Born in 1974, Ömer Duran was shot in 1995 during a military operation against separatists in the Altin Tepe region of Northern Iraq. Injuries: Left Femur with segmental fractures, restricted movement in the left knee, left leg 5-6 cm shorter. He is currently a retired combat veteran.
Born in 1976, Önder Gültekin became a veteran in 1996 following the detonation of an improvised explosive device ambush during clashes in the Hakurk region of Northern Iraq. His right leg has been amputated below the knee and he now uses a knee prosthesis.
The rest of the 15-strong team are professionals from various walks of life.
While in Fethiye the men spent the daytimes walking between six and nine kilometres on some of the challenging tracks that form spurs off the Lycian Way. With local guide, Ali İhsan Emre, leading them, the men completed three hikes in three days.
In March, Shoulder to Shoulder, of course, the men will take their training to a new level when they travel to Mount Erciyes in Kayseri Province. At 3,864 metres (12,677 feet) it is the highest mountain in Central Anatolia. In March there will still be plenty of snow, making the tough hikes on the rugged slopes extra hard on the men.
In April they will set off for Nepal. Once there, they will spend a few days at 3,200 metres acclimatising to the altitude. Then, with Everest towering above them, the reason for all their hard work will begin. Meanwhile, they still occasionally have time to relax!
The team say they are getting positive comments and support from everyone they meet. This is something that helps enormously with motivation.

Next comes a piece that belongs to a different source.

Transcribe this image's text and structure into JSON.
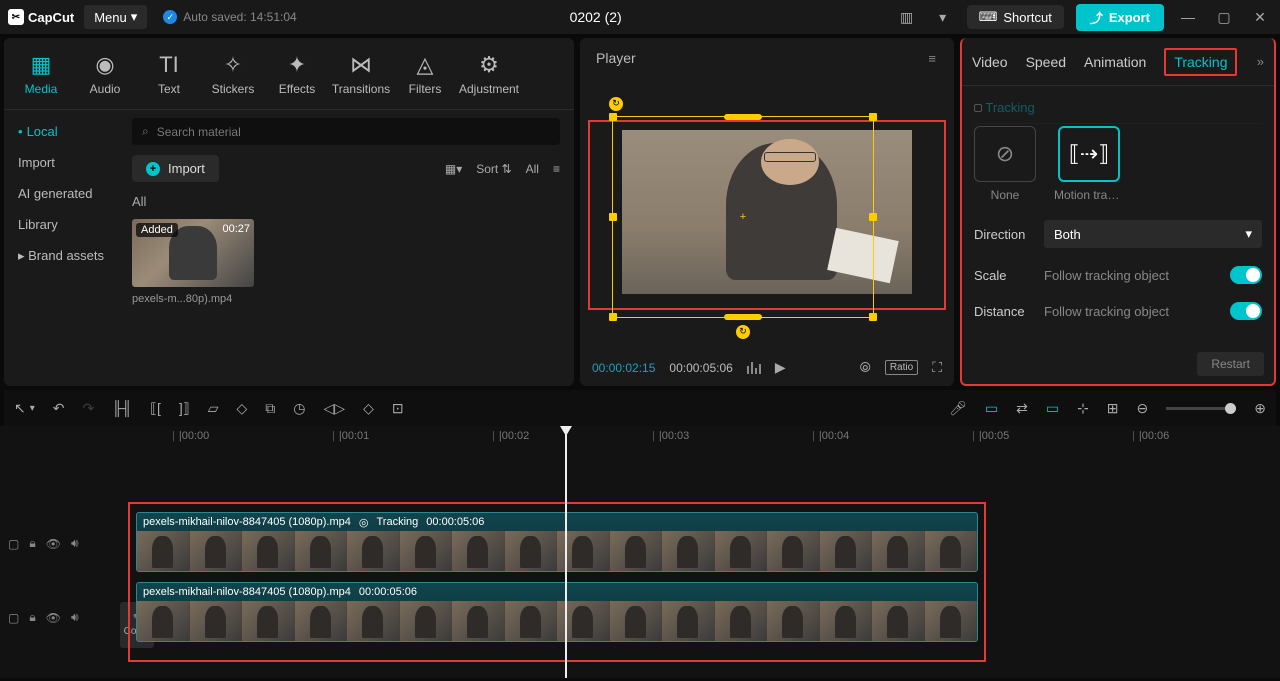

Everest Base Camp is at an altitude of 5,545 metres so the team will find the 12-day trek is no stroll in the park; even for those with no combat injury and disability. According to the Lonely Planet Guide, “Nothing can really prepare you for the trek’s extreme hills and altitude of up to 5,545 metres.”
But the guide does add, optimistically: “don’t be put off – people with average fitness can do this trek. ‘Slow and steady’ is the key to achieving, and enjoying, your trek.”
The trek is one aspect of a very important mission. There is another. When the team arrives at Everest Base Camp on 23rd April, they will proudly fly Turkish flags and a depiction of the esteemed Founder of the Republic of Turkey, Gazi Mustafa Kemal Atatürk.
By doing this they will raising awareness about Turkey’s combat veterans and will show that people with disabilities need not feel excluded or despairing but can also live their lives with hope and optimism.
The flag depicting Atatürk, the Turkish flags, flags of the Fethiye Municipality and Fethiyespor Football Club scarves were gifts from Fethiye Mayor, Behçet Saatci. The plan is not only to fly these flags at Everest Base camp but also to return to Fethiye with them.
For Ali Türkşen the trek must deliver one message loud and clearly to Turkey: “The most important ingredient in the Shoulder to Shoulder Project is hope. Hope is what keeps you going when times are hard and when you are in pain. Our Turkish Gazi brothers have so much hope in their hearts; this is something we must all learn from them. Everyone needs to understand the importance of hope.”
Gazel said: “I would like to thank everyone who has contributed to this project. The work we’re doing to increase awareness is giving moral support to Turkey’s Gazi and people with disabilities. We are looking forward to meeting our supporters again in Fethiye after the project.”
Herkese Bol Şanslar!
We are sure that, like us at Fethiye Times, all our readers wish everyone taking part in this awe-inspiring and courageous project the very best of luck. We look forward to seeing the Omuz Omuza team when they come to Fethiye again.
Many thanks to Tamer Günal for taking the photographs and making the video used in this story. He will also be taking part in the trek. This means we can expect some more wonderful images of the Shoulder to Shoulder team, as they make their way to Everest Base Camp.
Watch this space for news about these brave Turkish Gazi and the rest of the team.